  • hybrid approach to storing graphical and attribute information
  • Attribute information often stored within standard relational database
  • Graphical information is stored in a proprietary file system
    • optimised tools for data handling
    • although non-standard proprietary system will be difficult to integrate with other systems, it will tend to be very efficient at handling large graphics files.
vector data model
Vector data model
  • advantage of the vector data format: allows precise representation of points, boundaries, and linear features.
    • useful for analysis tasks that require accurate positioning,
    • for defining spatial relationship (ie the connectivity and adjacency) between coverage features (topology), important for such purposes as network analysis (for example to find an optimal path between two nodes in a complex transport network)
  • main disadvantage of vector data is that the boundaries of the resulting map polygons are discrete (enclosed by well-defined boundary lines), whereas in reality the map polygons may represent continuous gradation or gradual change, as in soil maps.
raster data model
Raster data model
  • good for representing indistinct boundaries
    • thematic information on soil types, soil moisture, vegetation, ground temperatures
  • as reconnaissance satellites and aerial surveys use raster-based scanners, the information (ie scanned images) can be directly incorporated into GIS
  • the higher the grid resolution, the larger the data file is going to be
modelling the real world


1 1 20 50

1 2 24 45

1 3 52 55

2 1 0 45 46 40



0 0 0 0 0 0 0 2 0 0 0 0 0 0 1 0 0 0 0 2 0 0 1 0 0 0 0 0 0 0 0 2 0 0 0 0 2 2 2 0 1 ...

Modelling the real world
vector data
Vector data

Land use parcels

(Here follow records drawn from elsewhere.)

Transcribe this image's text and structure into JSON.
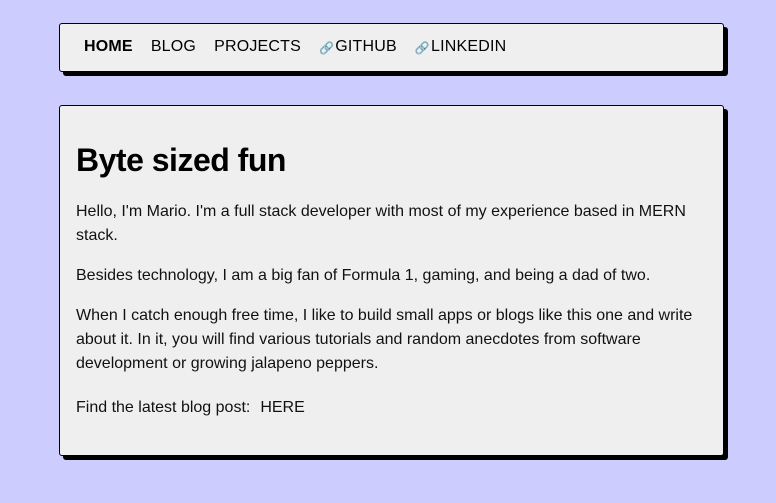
{
  "nav": {
    "items": [
      {
        "label": "HOME",
        "active": true,
        "icon": null
      },
      {
        "label": "BLOG",
        "active": false,
        "icon": null
      },
      {
        "label": "PROJECTS",
        "active": false,
        "icon": null
      },
      {
        "label": "GITHUB",
        "active": false,
        "icon": "link-icon"
      },
      {
        "label": "LINKEDIN",
        "active": false,
        "icon": "link-icon"
      }
    ],
    "link_glyph": "🔗"
  },
  "main": {
    "title": "Byte sized fun",
    "paragraphs": [
      "Hello, I'm Mario. I'm a full stack developer with most of my experience based in MERN stack.",
      "Besides technology, I am a big fan of Formula 1, gaming, and being a dad of two.",
      "When I catch enough free time, I like to build small apps or blogs like this one and write about it. In it, you will find various tutorials and random anecdotes from software development or growing jalapeno peppers."
    ],
    "cta_text": "Find the latest blog post:",
    "cta_link": "HERE"
  },
  "colors": {
    "background": "#ccccff",
    "card": "#efefef",
    "border": "#000000"
  }
}
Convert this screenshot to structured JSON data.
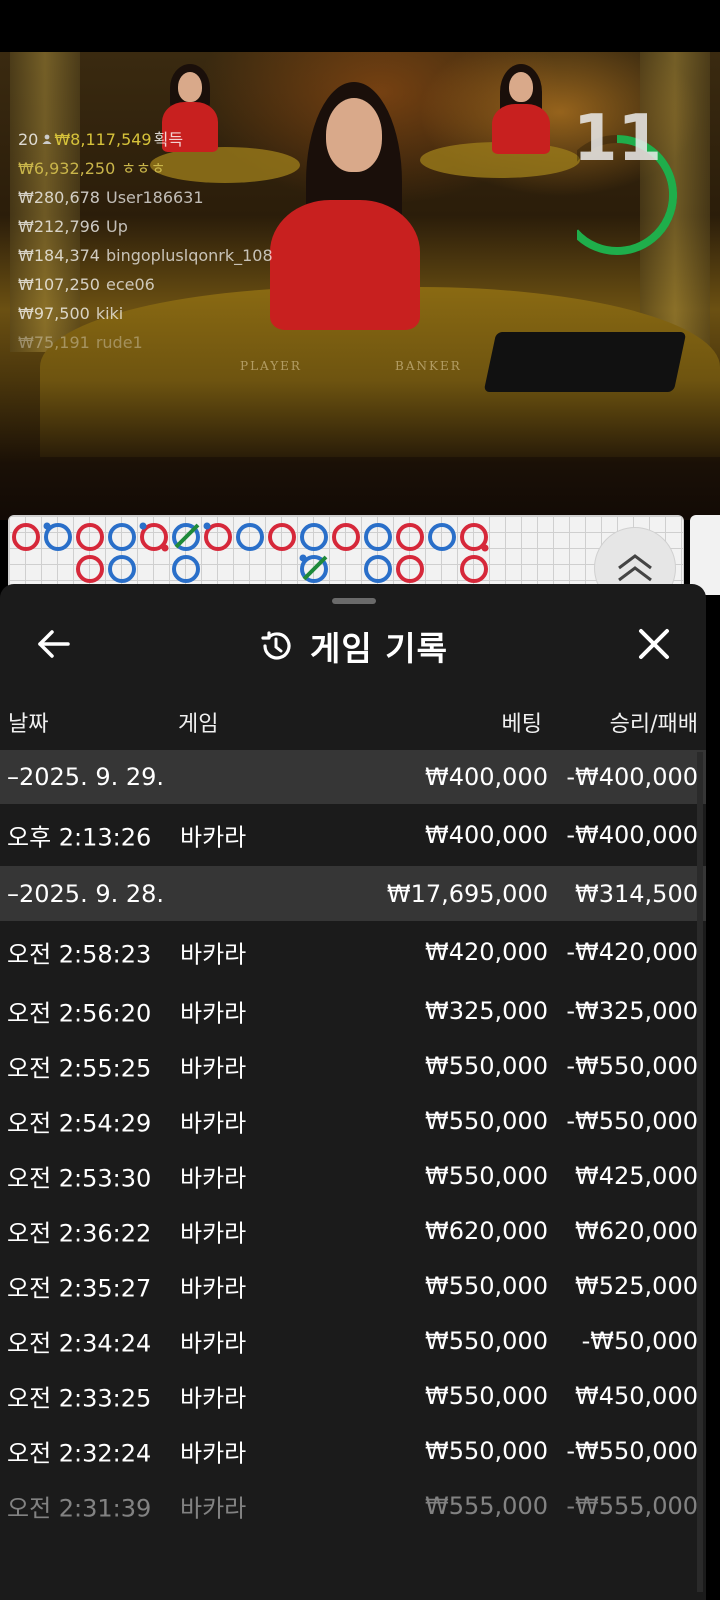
{
  "video": {
    "timer": "11",
    "timer_color": "#1fae4b",
    "table_labels": [
      "PLAYER",
      "BANKER"
    ],
    "winners_header": {
      "count": "20",
      "amount": "₩8,117,549",
      "label": "획득"
    },
    "winners": [
      {
        "amount": "₩6,932,250",
        "name": "ㅎㅎㅎ"
      },
      {
        "amount": "₩280,678",
        "name": "User186631"
      },
      {
        "amount": "₩212,796",
        "name": "Up"
      },
      {
        "amount": "₩184,374",
        "name": "bingopluslqonrk_108"
      },
      {
        "amount": "₩107,250",
        "name": "ece06"
      },
      {
        "amount": "₩97,500",
        "name": "kiki"
      },
      {
        "amount": "₩75,191",
        "name": "rude1"
      }
    ]
  },
  "roadmap": {
    "banker_color": "#d6283a",
    "player_color": "#2a6fc9",
    "tie_color": "#1f8a3a"
  },
  "sheet": {
    "title": "게임 기록",
    "columns": {
      "date": "날짜",
      "game": "게임",
      "bet": "베팅",
      "winloss": "승리/패배"
    },
    "rows": [
      {
        "type": "date",
        "date": "–2025. 9. 29.",
        "game": "",
        "bet": "₩400,000",
        "winloss": "-₩400,000"
      },
      {
        "type": "entry",
        "date": "오후 2:13:26",
        "game": "바카라",
        "bet": "₩400,000",
        "winloss": "-₩400,000"
      },
      {
        "type": "date",
        "date": "–2025. 9. 28.",
        "game": "",
        "bet": "₩17,695,000",
        "winloss": "₩314,500"
      },
      {
        "type": "entry",
        "date": "오전 2:58:23",
        "game": "바카라",
        "bet": "₩420,000",
        "winloss": "-₩420,000"
      },
      {
        "type": "entry",
        "date": "오전 2:56:20",
        "game": "바카라",
        "bet": "₩325,000",
        "winloss": "-₩325,000"
      },
      {
        "type": "entry",
        "date": "오전 2:55:25",
        "game": "바카라",
        "bet": "₩550,000",
        "winloss": "-₩550,000"
      },
      {
        "type": "entry",
        "date": "오전 2:54:29",
        "game": "바카라",
        "bet": "₩550,000",
        "winloss": "-₩550,000"
      },
      {
        "type": "entry",
        "date": "오전 2:53:30",
        "game": "바카라",
        "bet": "₩550,000",
        "winloss": "₩425,000"
      },
      {
        "type": "entry",
        "date": "오전 2:36:22",
        "game": "바카라",
        "bet": "₩620,000",
        "winloss": "₩620,000"
      },
      {
        "type": "entry",
        "date": "오전 2:35:27",
        "game": "바카라",
        "bet": "₩550,000",
        "winloss": "₩525,000"
      },
      {
        "type": "entry",
        "date": "오전 2:34:24",
        "game": "바카라",
        "bet": "₩550,000",
        "winloss": "-₩50,000"
      },
      {
        "type": "entry",
        "date": "오전 2:33:25",
        "game": "바카라",
        "bet": "₩550,000",
        "winloss": "₩450,000"
      },
      {
        "type": "entry",
        "date": "오전 2:32:24",
        "game": "바카라",
        "bet": "₩550,000",
        "winloss": "-₩550,000"
      },
      {
        "type": "entry",
        "date": "오전 2:31:39",
        "game": "바카라",
        "bet": "₩555,000",
        "winloss": "-₩555,000"
      }
    ]
  }
}
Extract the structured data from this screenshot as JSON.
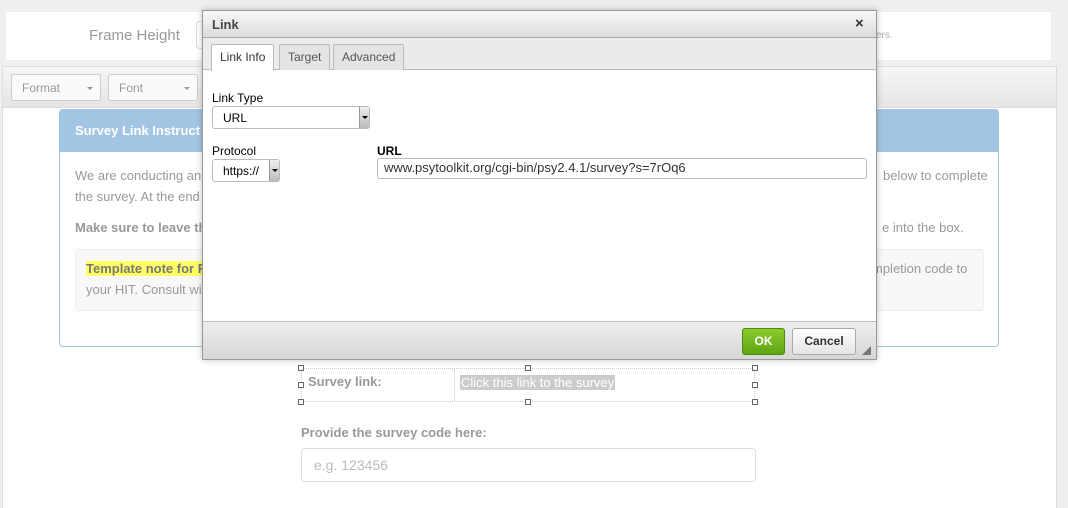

manipulation and analysis
Manipulation and analysis
  • What would happen if . . .

A chemical leaked into a river?

  • Where does . . .

The Green Belt exist in relation to the City?

  • Has . . .

Population changed over the last ten years?

  • Is there a spatial pattern related to . . .

Car ownership in our area?


Databases & GIS

Spatial data

  • At a simple level a GIS may just form the graphical interface to a database
  • The majority of GIS applications follow this example


Linked database table

SQL Query Manager


Geo-relational Data Models

  • Linked tables based on the relational model, but storing geographical information such as:
    • Geometry
    • Topology
    • Attributes

GIS & Analysis

In the context of GIS, analysis is...“Deriving new information from existing data”

It is also the manipulation of data to solve a problem

e.g. identify all areas within 500m of a lake

Increasing use is made of the analytical capabilities of GIS, BUT

many GIS projects only use the software to store and manage

geographical data

Yet analysis often relies on many simple basic GIS techniques


Simple Query

  • The identification of objects and their attributes either by location or attribute query.




  • Creation of an area of interest around an object
    • proximity analysis and environmental impact assessment.



Cookie Cutting

  • Overlay of datasets using one dataset as a sieve or cookie cutter to select a subset of the other dataset.


  • Layer: A thematic plane of GIS features containing geographically and logically related data
  • Overlaying involves superimposing two or more map layers to produce a new map layer.
  • Example: a new genetically engineered variety of wheat grows well in dry environments, with long growing seasons and alkaline soils. Given the availability of data on the length of the growing season, moisture regime and soil alkalinity, where is the best place to plant the wheat?
    • overlaying (superimposing) several maps showing (separately) water-budget, growing season length, soil pH, sodium content, and so on. The GIS analysis can establish the locations where all the favorable soil conditions coincide, as the places where the wheat will grow best.
the benefits of gis include
The benefits of GIS include:
  • Better information management
  • Higher quality analysis
  • Ability to carry out “what if?” scenarios
  • Improve project efficiency
gis applications
GIS Applications
  • Facilities management
  • Marketing and retailing
  • Environmental
  • Transport/vehicle routing
  • Health
  • Insurance

and many more . . .